(Interface dataset entries)
● ● ● ●
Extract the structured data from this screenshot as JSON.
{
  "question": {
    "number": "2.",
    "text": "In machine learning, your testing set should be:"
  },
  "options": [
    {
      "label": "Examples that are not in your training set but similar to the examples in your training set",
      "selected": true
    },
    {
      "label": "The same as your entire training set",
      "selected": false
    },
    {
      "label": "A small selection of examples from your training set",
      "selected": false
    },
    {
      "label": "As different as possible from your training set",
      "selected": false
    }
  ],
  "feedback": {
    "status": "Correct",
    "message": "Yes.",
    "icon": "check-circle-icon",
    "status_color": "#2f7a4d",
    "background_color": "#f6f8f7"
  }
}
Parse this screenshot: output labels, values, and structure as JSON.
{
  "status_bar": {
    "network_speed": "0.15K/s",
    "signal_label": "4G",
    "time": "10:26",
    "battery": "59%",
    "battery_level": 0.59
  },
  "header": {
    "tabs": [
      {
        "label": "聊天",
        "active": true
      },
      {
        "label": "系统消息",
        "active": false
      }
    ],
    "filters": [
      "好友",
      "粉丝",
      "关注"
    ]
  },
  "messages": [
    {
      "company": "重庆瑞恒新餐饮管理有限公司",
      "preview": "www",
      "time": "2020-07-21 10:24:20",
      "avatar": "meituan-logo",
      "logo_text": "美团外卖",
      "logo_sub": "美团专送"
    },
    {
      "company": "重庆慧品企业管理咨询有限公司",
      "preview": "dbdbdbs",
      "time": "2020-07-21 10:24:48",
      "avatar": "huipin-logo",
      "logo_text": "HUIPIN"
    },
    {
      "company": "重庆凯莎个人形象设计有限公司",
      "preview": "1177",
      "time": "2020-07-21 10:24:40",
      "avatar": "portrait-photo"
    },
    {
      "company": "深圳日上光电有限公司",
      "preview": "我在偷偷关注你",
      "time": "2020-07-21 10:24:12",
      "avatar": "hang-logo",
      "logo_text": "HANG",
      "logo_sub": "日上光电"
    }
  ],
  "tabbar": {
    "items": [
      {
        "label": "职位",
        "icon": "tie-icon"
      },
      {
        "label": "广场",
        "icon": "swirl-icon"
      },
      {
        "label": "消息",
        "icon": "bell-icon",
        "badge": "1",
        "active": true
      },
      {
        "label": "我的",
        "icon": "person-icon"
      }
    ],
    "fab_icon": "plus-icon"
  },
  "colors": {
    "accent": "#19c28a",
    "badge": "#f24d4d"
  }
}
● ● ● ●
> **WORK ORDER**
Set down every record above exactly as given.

> **TASK ANSWER**
Extract the structured data from this screenshot as JSON.
{
  "question": {
    "number": "2.",
    "text": "In machine learning, your testing set should be:"
  },
  "options": [
    {
      "label": "Examples that are not in your training set but similar to the examples in your training set",
      "selected": true
    },
    {
      "label": "The same as your entire training set",
      "selected": false
    },
    {
      "label": "A small selection of examples from your training set",
      "selected": false
    },
    {
      "label": "As different as possible from your training set",
      "selected": false
    }
  ],
  "feedback": {
    "status": "Correct",
    "message": "Yes.",
    "icon": "check-circle-icon",
    "status_color": "#2f7a4d",
    "background_color": "#f6f8f7"
  }
}
Parse this screenshot: output labels, values, and structure as JSON.
{
  "status_bar": {
    "network_speed": "0.15K/s",
    "signal_label": "4G",
    "time": "10:26",
    "battery": "59%",
    "battery_level": 0.59
  },
  "header": {
    "tabs": [
      {
        "label": "聊天",
        "active": true
      },
      {
        "label": "系统消息",
        "active": false
      }
    ],
    "filters": [
      "好友",
      "粉丝",
      "关注"
    ]
  },
  "messages": [
    {
      "company": "重庆瑞恒新餐饮管理有限公司",
      "preview": "www",
      "time": "2020-07-21 10:24:20",
      "avatar": "meituan-logo",
      "logo_text": "美团外卖",
      "logo_sub": "美团专送"
    },
    {
      "company": "重庆慧品企业管理咨询有限公司",
      "preview": "dbdbdbs",
      "time": "2020-07-21 10:24:48",
      "avatar": "huipin-logo",
      "logo_text": "HUIPIN"
    },
    {
      "company": "重庆凯莎个人形象设计有限公司",
      "preview": "1177",
      "time": "2020-07-21 10:24:40",
      "avatar": "portrait-photo"
    },
    {
      "company": "深圳日上光电有限公司",
      "preview": "我在偷偷关注你",
      "time": "2020-07-21 10:24:12",
      "avatar": "hang-logo",
      "logo_text": "HANG",
      "logo_sub": "日上光电"
    }
  ],
  "tabbar": {
    "items": [
      {
        "label": "职位",
        "icon": "tie-icon"
      },
      {
        "label": "广场",
        "icon": "swirl-icon"
      },
      {
        "label": "消息",
        "icon": "bell-icon",
        "badge": "1",
        "active": true
      },
      {
        "label": "我的",
        "icon": "person-icon"
      }
    ],
    "fab_icon": "plus-icon"
  },
  "colors": {
    "accent": "#19c28a",
    "badge": "#f24d4d"
  }
}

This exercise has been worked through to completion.